Aim of the task: Wherever the word "From" appears in the entries, copy the whole line.
*** Records supplied ***
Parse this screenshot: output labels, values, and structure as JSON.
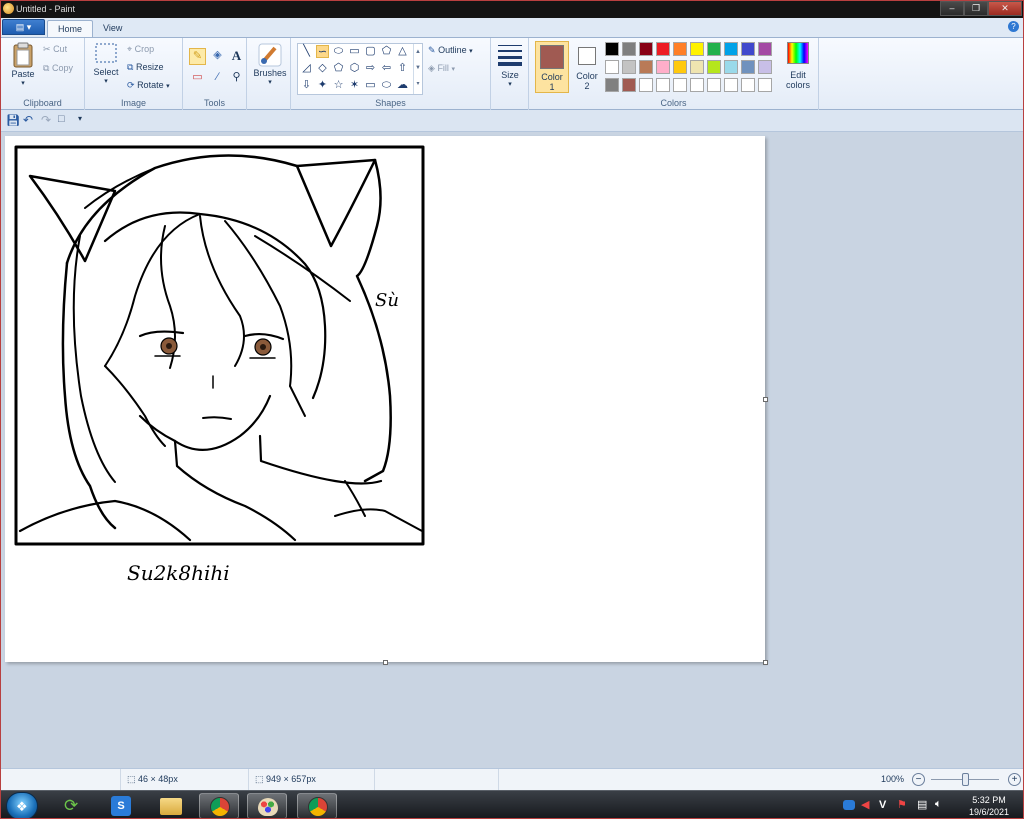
{
  "window": {
    "title": "Untitled - Paint"
  },
  "tabs": [
    {
      "label": "Home"
    },
    {
      "label": "View"
    }
  ],
  "clipboard": {
    "paste": "Paste",
    "cut": "Cut",
    "copy": "Copy",
    "group": "Clipboard"
  },
  "image": {
    "select": "Select",
    "crop": "Crop",
    "resize": "Resize",
    "rotate": "Rotate",
    "group": "Image"
  },
  "tools": {
    "group": "Tools"
  },
  "brushes": {
    "label": "Brushes"
  },
  "shapes": {
    "outline": "Outline",
    "fill": "Fill",
    "group": "Shapes"
  },
  "size": {
    "label": "Size"
  },
  "colors": {
    "color1_label": "Color",
    "color1_num": "1",
    "color2_label": "Color",
    "color2_num": "2",
    "edit_label": "Edit",
    "edit_label2": "colors",
    "group": "Colors",
    "color1_value": "#a05a52",
    "color2_value": "#ffffff",
    "palette_row1": [
      "#000000",
      "#7f7f7f",
      "#880015",
      "#ed1c24",
      "#ff7f27",
      "#fff200",
      "#22b14c",
      "#00a2e8",
      "#3f48cc",
      "#a349a4"
    ],
    "palette_row2": [
      "#ffffff",
      "#c3c3c3",
      "#b97a57",
      "#ffaec9",
      "#ffc90e",
      "#efe4b0",
      "#b5e61d",
      "#99d9ea",
      "#7092be",
      "#c8bfe7"
    ],
    "palette_row3": [
      "#808080",
      "#a05a52",
      "#ffffff",
      "#ffffff",
      "#ffffff",
      "#ffffff",
      "#ffffff",
      "#ffffff",
      "#ffffff",
      "#ffffff"
    ]
  },
  "canvas_art": {
    "side_text": "Sù",
    "signature": "Su2k8hihi"
  },
  "status": {
    "selection_size": "46 × 48px",
    "canvas_size": "949 × 657px",
    "zoom": "100%"
  },
  "taskbar": {
    "time": "5:32 PM",
    "date": "19/6/2021",
    "lang": "V"
  }
}
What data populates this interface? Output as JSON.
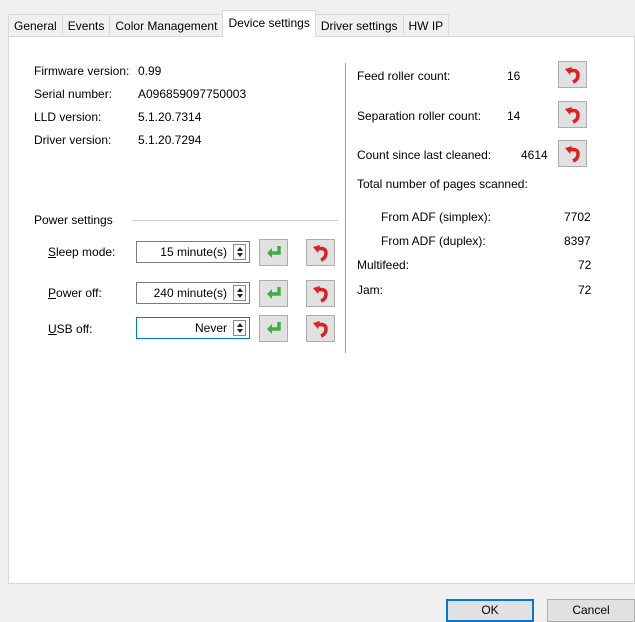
{
  "tabs": [
    "General",
    "Events",
    "Color Management",
    "Device settings",
    "Driver settings",
    "HW IP"
  ],
  "info": {
    "firmware_label": "Firmware version:",
    "firmware_value": "0.99",
    "serial_label": "Serial number:",
    "serial_value": "A096859097750003",
    "lld_label": "LLD version:",
    "lld_value": "5.1.20.7314",
    "driver_label": "Driver version:",
    "driver_value": "5.1.20.7294"
  },
  "power": {
    "group_label": "Power settings",
    "sleep": {
      "label_first": "S",
      "label_rest": "leep mode:",
      "value": "15 minute(s)"
    },
    "poweroff": {
      "label_first": "P",
      "label_rest": "ower off:",
      "value": "240 minute(s)"
    },
    "usboff": {
      "label_first": "U",
      "label_rest": "SB off:",
      "value": "Never"
    }
  },
  "counters": {
    "feed_label": "Feed roller count:",
    "feed_value": "16",
    "separation_label": "Separation roller count:",
    "separation_value": "14",
    "cleaned_label": "Count since last cleaned:",
    "cleaned_value": "4614",
    "total_label": "Total number of pages scanned:",
    "simplex_label": "From ADF (simplex):",
    "simplex_value": "7702",
    "duplex_label": "From ADF (duplex):",
    "duplex_value": "8397",
    "multifeed_label": "Multifeed:",
    "multifeed_value": "72",
    "jam_label": "Jam:",
    "jam_value": "72"
  },
  "footer": {
    "ok": "OK",
    "cancel": "Cancel"
  },
  "colors": {
    "accent": "#0078d7",
    "reset_red": "#e02020",
    "apply_green": "#3cb043"
  }
}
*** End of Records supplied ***
Response to this exercise:
    "simplex_label": "From ADF (simplex):",
    "duplex_label": "From ADF (duplex):",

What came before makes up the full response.